Our score puts us just between Washington, D.C., and Minneapolis.

Once again, the Trust for Public Land named Saint Paul as the second-best public parks system in the nation when it released its annual ranking of 100 municipal park systems. As Mayor Melvin Carter pointed out during our celebration of the new on May 24, 2023, since the National Mall in D.C. receives Federal support, “Saint Paul really is number one among municipally-funded park systems.”

The full results of the annual ranking can be found at

Saint Paul added three new dog parks citywide and a series of public amenities at Highland Bridge, the former site of the Twin Cities Ford auto manufacturing plant, which is now home to a skate park, a dog park, multiple playgrounds, and two large, stormwater-fed water features.

“It’s such a beautiful space,” said Sophie Vorhoff, Minnesota state director for the Trust for Public Land. “Seeing the skating and the combination of nature play and programming to reach everyone, it’s quite exciting to see the work that St. Paul is doing to create spaces that are welcoming to the community.”

10-minute walk to a park

In St. Paul, 99% of residents live within a 10-minute walk of a public park. That’s well above the ParkScore city average of 76%. Both cities also exceeded the national average for park investment, spending more than twice the national ParkScore average per capita. Nationally, municipal park spending has picked up about $1 billion, though it remains below where it was in 2007, before the Great Recession, after adjusting for inflation. Park spending in large cities such as New York and Chicago remains fairly flat.

Historically, the average Saint Paul homeowner has $93 of their taxes to support our parks.
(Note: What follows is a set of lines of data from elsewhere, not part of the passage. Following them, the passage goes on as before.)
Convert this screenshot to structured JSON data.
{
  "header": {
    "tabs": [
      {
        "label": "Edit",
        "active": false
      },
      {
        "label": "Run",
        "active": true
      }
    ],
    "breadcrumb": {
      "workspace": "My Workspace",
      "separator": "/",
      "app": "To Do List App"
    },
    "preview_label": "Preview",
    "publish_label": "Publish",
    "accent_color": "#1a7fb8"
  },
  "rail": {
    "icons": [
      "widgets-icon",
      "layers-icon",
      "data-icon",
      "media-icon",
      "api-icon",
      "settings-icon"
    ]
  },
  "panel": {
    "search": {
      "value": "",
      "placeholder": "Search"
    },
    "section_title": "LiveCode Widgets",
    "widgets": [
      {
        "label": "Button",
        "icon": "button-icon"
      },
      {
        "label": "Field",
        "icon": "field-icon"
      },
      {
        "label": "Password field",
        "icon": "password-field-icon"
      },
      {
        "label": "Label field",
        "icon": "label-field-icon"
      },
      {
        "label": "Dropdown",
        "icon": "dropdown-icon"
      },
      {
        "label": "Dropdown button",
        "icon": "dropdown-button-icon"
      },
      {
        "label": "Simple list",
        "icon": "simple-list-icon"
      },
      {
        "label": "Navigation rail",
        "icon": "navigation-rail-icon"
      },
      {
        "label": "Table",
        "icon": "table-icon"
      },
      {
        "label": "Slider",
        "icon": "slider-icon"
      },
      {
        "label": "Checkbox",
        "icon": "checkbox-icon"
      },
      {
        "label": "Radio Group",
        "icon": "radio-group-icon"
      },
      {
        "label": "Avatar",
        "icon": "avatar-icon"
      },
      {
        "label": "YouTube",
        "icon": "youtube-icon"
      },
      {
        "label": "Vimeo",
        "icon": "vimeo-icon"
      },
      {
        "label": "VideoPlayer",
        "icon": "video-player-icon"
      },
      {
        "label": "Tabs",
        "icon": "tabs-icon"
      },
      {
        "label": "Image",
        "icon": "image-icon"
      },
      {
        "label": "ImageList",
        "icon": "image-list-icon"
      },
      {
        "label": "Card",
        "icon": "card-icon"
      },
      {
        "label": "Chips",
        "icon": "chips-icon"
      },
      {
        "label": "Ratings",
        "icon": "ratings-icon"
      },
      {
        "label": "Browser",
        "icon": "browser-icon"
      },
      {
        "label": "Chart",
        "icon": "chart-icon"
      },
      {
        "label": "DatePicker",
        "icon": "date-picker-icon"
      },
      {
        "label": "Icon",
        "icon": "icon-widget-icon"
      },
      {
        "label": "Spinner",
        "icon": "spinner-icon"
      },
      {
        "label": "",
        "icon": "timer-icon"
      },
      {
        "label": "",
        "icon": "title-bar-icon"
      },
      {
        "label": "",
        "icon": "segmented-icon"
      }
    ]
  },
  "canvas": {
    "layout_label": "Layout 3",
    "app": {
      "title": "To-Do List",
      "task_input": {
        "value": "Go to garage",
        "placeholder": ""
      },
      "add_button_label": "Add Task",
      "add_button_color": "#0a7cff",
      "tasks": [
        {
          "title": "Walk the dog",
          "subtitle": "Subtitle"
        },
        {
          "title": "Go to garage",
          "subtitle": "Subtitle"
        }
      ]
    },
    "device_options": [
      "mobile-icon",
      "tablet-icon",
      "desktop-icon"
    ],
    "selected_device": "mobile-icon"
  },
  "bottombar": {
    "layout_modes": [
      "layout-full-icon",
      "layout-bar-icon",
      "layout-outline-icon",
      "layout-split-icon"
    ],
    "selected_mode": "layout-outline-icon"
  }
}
However, with private investment through nonprofits like the Conservancy and Como Friends and government grants to Saint Paul projects, the actual spend per resident is $300.

Citing a growing number of activities and culturally-inclusive offerings such as Hmong top-spinning (or tuj lub) courts, Sophie Vorhoff also said, “That is a place where both St. Paul and Minneapolis have shined. Nature play, programming for youth and seniors, lowering the barrier to entry by waiving fees for sports are some of the areas where we’ve really seen St. Paul and Minneapolis leading the country.”
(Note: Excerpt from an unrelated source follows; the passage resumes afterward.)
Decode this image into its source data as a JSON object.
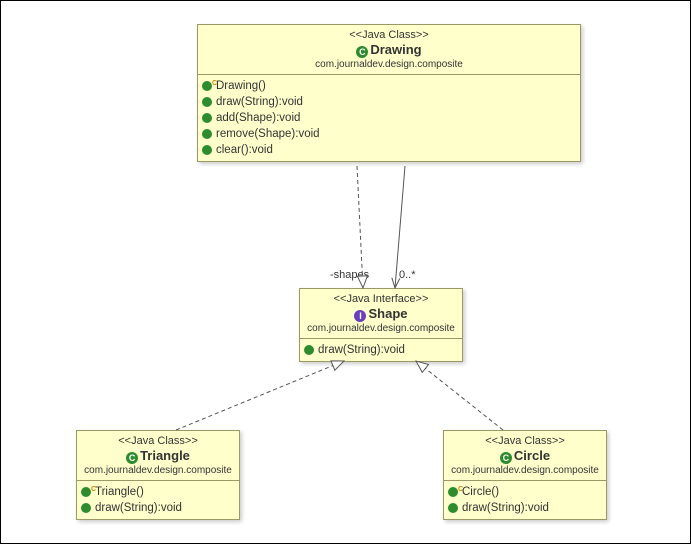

Less park space in low-income areas

One area where D.C. outshines the Twin Cities is equity access, a metric that was added in 2021. St. Paul offers 32% less park space per person in neighborhoods of color than white neighborhoods and 34% less park space in low-income communities than wealthier ones.
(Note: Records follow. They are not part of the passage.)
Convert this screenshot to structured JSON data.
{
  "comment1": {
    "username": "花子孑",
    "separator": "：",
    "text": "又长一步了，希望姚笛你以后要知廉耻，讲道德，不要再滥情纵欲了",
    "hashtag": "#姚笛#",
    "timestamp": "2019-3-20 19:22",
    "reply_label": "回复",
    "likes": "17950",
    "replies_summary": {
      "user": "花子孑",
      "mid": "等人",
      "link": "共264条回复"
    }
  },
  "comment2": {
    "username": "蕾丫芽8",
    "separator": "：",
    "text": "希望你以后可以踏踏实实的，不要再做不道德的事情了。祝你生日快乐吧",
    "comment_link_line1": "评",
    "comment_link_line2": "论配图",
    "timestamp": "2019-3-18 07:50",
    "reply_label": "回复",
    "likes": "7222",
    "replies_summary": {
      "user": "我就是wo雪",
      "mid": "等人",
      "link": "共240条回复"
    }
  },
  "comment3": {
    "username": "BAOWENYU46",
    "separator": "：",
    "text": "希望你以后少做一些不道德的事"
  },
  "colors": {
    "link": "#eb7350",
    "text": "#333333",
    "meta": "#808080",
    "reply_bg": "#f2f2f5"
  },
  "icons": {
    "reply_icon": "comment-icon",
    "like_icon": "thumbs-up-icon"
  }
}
To celebrate the capital city’s enviable rank and the 174th anniversary of the city’s parks system, the St. Paul Parks Conservancy and St. Paul Parks and Recreation hosted a birthday celebration in Rice Park. Rice and Irvine’s parks were platted in May 1849, making them the oldest of 182 parks.